Helping Business Weather the Storm

Making Use of Inversion of Control in JavaScript

by Dustin Rayner, on Aug 31, 2018 1:55:00 PM

Inversion of Control is a standard technique in software, and some software communities may be familiar with the term. It is probably a less familiar term to many developers in the JavaScript community, as it’s a less commonly used phrase in this context. However, the technique is a core part of the JavaScript environment that is used in everyday work.

First let me explain what Inversion of Control is, and how it is used. Procedural or imperative code that executes from top to bottom is said to have a flow of control. It is obvious the order in which the statements will be performed. However, there are some drawbacks to only having your program perform in this way.

Callback Function
Consider a classic use of JavaScript handling a click event in the web browser. By using Inversion of Control, the program can delegate some responsibility to the browser. Instead of having to check if a click event has happened periodically, a piece of JavaScript code can be given to the browser to run after the event occurs. This coding is usually referred to as a callback function. Notice that the developer does not have a firm idea of what order the code will run in before it is executed. The order is dependent on when the user clicks on an element on the page.

Flow of Execution
The browser then takes control of the flow of execution, and when it detects the click event, it calls back into the callback function that was given to it. This process is advantageous. The web browser, most frameworks, environments like Node, and other applications of JavaScript provide these types of helpful interfaces for application programmers.

They take on the burden of handling when and how code should be executed. Web developers then can focus on the proper application behavior when events like mouseover, click, or http requests happen.

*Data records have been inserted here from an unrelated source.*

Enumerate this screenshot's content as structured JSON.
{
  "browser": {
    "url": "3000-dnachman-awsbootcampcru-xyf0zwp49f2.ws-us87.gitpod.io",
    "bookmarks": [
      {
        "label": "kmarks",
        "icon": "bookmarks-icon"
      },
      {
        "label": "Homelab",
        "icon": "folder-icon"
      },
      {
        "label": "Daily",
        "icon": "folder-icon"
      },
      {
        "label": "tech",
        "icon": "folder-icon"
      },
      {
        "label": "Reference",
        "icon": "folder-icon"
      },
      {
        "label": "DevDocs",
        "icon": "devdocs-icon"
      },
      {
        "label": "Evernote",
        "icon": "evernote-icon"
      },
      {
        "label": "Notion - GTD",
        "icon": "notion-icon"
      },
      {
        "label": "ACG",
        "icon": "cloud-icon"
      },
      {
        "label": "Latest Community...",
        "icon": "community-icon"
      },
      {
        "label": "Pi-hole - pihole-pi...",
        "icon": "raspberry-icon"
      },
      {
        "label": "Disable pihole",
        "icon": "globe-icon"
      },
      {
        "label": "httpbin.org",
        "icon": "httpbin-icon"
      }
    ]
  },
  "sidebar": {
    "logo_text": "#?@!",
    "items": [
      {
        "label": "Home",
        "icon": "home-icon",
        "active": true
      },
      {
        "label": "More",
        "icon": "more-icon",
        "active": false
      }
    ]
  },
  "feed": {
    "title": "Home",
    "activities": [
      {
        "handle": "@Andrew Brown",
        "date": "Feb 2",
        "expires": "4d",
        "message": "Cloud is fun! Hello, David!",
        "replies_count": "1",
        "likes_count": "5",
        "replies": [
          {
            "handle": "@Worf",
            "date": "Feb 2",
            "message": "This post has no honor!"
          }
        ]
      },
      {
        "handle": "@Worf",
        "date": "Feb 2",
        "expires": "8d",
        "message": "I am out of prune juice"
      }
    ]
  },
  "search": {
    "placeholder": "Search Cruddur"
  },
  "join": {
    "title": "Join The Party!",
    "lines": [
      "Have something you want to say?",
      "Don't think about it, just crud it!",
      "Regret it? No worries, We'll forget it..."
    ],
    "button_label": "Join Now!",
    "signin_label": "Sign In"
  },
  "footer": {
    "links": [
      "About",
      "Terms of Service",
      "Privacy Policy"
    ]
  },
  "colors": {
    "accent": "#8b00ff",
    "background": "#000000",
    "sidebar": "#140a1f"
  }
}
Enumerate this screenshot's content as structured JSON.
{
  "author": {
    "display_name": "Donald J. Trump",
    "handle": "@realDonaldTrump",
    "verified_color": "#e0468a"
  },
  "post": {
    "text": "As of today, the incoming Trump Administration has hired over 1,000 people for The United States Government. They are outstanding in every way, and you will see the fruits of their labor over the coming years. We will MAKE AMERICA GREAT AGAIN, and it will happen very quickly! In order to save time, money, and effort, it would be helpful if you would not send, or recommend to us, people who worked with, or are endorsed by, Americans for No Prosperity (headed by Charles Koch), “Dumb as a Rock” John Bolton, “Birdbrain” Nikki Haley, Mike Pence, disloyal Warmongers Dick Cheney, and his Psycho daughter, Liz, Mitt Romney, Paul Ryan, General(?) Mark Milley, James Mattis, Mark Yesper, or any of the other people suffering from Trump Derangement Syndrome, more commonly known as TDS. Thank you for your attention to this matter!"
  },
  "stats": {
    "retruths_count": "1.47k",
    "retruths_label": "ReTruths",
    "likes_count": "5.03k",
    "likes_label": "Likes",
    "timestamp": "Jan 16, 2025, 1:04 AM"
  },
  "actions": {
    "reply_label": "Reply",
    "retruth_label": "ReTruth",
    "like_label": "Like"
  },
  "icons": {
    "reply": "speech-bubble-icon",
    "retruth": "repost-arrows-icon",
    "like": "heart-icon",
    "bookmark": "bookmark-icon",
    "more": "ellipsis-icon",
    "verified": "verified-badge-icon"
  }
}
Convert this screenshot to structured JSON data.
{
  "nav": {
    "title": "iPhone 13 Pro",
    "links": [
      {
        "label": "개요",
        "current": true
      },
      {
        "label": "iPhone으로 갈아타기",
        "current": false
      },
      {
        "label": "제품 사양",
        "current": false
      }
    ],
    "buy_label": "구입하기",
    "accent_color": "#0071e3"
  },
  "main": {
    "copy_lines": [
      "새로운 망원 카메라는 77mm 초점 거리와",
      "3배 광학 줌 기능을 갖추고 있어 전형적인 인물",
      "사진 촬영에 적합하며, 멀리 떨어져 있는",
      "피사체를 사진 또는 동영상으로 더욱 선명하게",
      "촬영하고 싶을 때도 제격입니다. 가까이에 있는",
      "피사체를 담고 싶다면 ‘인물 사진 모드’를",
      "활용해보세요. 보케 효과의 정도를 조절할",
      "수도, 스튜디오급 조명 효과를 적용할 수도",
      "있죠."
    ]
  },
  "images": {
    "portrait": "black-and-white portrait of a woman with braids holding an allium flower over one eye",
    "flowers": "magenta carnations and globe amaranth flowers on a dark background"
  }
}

So, what now? If we apply our understanding of how this can be useful, there are more advanced ways of taking advantage of it. Not only can we structure programs using callback functions, but using modern ECMAScript allows us to make the code even clearer.

Promises, generators, and async functions are being added to the environments that run modern JavaScript. Each of these has valuable uses.

As programs grow, and the amount of code needed to deliver feature-rich applications expands, it becomes more important to manage how the code is structured. ES6 modules are necessary additions to a modern codebase and allow a developer to think more acutely on the task at hand. Writing code in a more loosely coupled fashion cannot only let the code to be less complicated but also allows for it to be reused in more places. Inversion of Control is the underlying foundation that allows much of this to happen.

For further material on Inversion of Control, let me refer you to Mattias P. Johansson and his excellent description.

Hopefully, this has been a helpful overview on what Inversion of Control is, how you may already be using it, and how you can use it to your advantage in future applications.